I am still winding down from his stay and find myself looking at the photos and reminiscing about how wonderful it was. I’m sure all of the grandparents who read this will nod their heads in agreement and understand.

Perhaps my inattention to the significance of the day was overshadowed by our short trip out to the desert with friends. The feature of last week was a round of golf in the winter Mecca for Hollywood celebrities with streets named after Bob Hope, Frank Sinatra, Gene Autry, and Fred Waring – as I type out “Fred Waring” on the computer,  I  wonder how many of those who read this will remember Fred Waring and his orchestra.

Since most of my trips here are in the blazing heat of the summer where 120 degrees is not uncommon, the journey and golf here in 70 degree weather was especially enjoyable.

Perhaps my lapse was due to the ballyhoo over Christmas. Even with the economic downturn, decorations here in the Southwest corner seem no less prolific, ads appear to be even more beseeching for gifts than usual, and Christmas carols are a constant background at our home.

And on Saturday, the big event was “December Nights,” at Balboa Park. It was called “Christmas on the Prado” for years before some over zealous political correct politicians changed the name. Sarah’s high school show choir performed at the open air organ pavilion, and the family went to relive old times.

So Pearl Harbor was forgotten for most of the day. But as I lowered the ensign (U.S. flag) on my hill before heading out to the Park and festivities, the significance of the day came rushing back to me.

I have written of my ensign before. I am proud of it. Raising and lowering it has become a responsibility. The hill on the back of our property is one of the higher ones in South San Diego. My ensign can be seen for several miles and has become something of a local landmark.

Almost two years ago, my responsibility surrounding the daily regimen of raising and lowering the ensign took on extra weight.

While my wife and I were out on errands, a older gentleman knocked on our door and Sarah answered. He inquired about the ensign and Sarah told him it was mine. He told her he lived down the hill and a group of his friends were thrilled with the flag and that it reminded them of Mount Suribachi. He gave her his business card.

When Sarah gave me the card, I recognized the name.
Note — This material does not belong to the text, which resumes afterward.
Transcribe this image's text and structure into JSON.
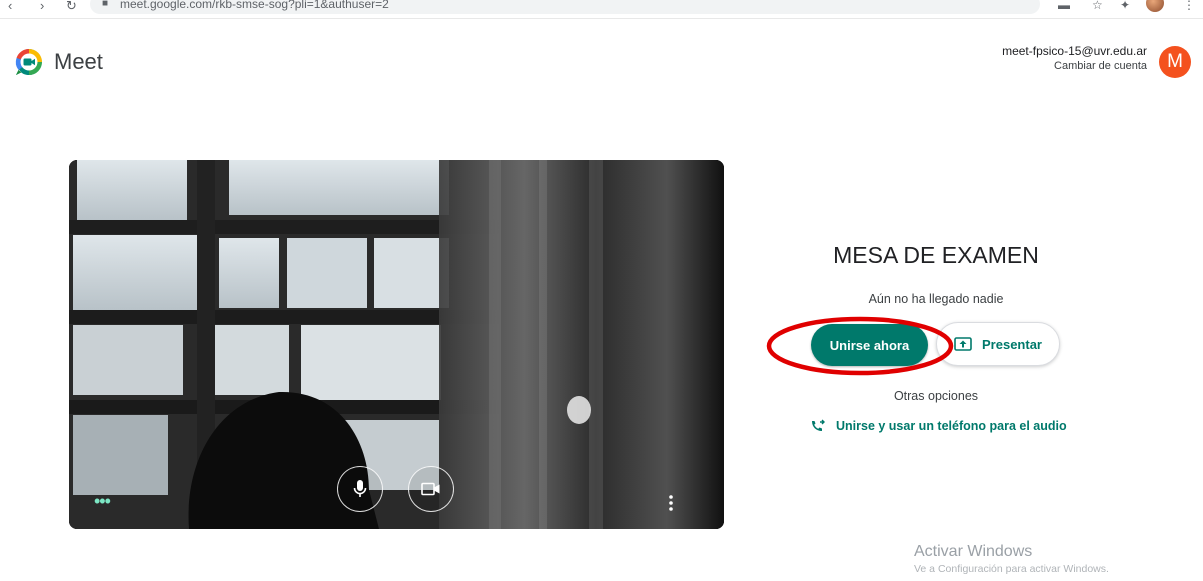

Jesse Thompson has turned his home into an unofficial museum of the Great War. He and a group of remaining friends gather at his home each Wednesday to reminisce. They are all veterans of that war and most were on ships in Pearl Harbor 67 years ago.

The club’s weekly meeting and Jesse’s home has been the subject of several newspaper stories and television reports over the years. It is a much less formal gathering than the “Pearl Harbor Survivors Association,” but as many as 24 veterans of the war still show up on Wednesdays.

For those who are not aware, Mount Suribachi is the peak on Iwo Jima where the Marines raised the flag after taking the hill in fierce fighting. The event was captured by on camera by Joe Rosenthal. The photograph has become a symbol of the war in the Pacific and was the model for the famous sculpture for the USMC Marine War Memorial adjacent to Arlington National Cemetery.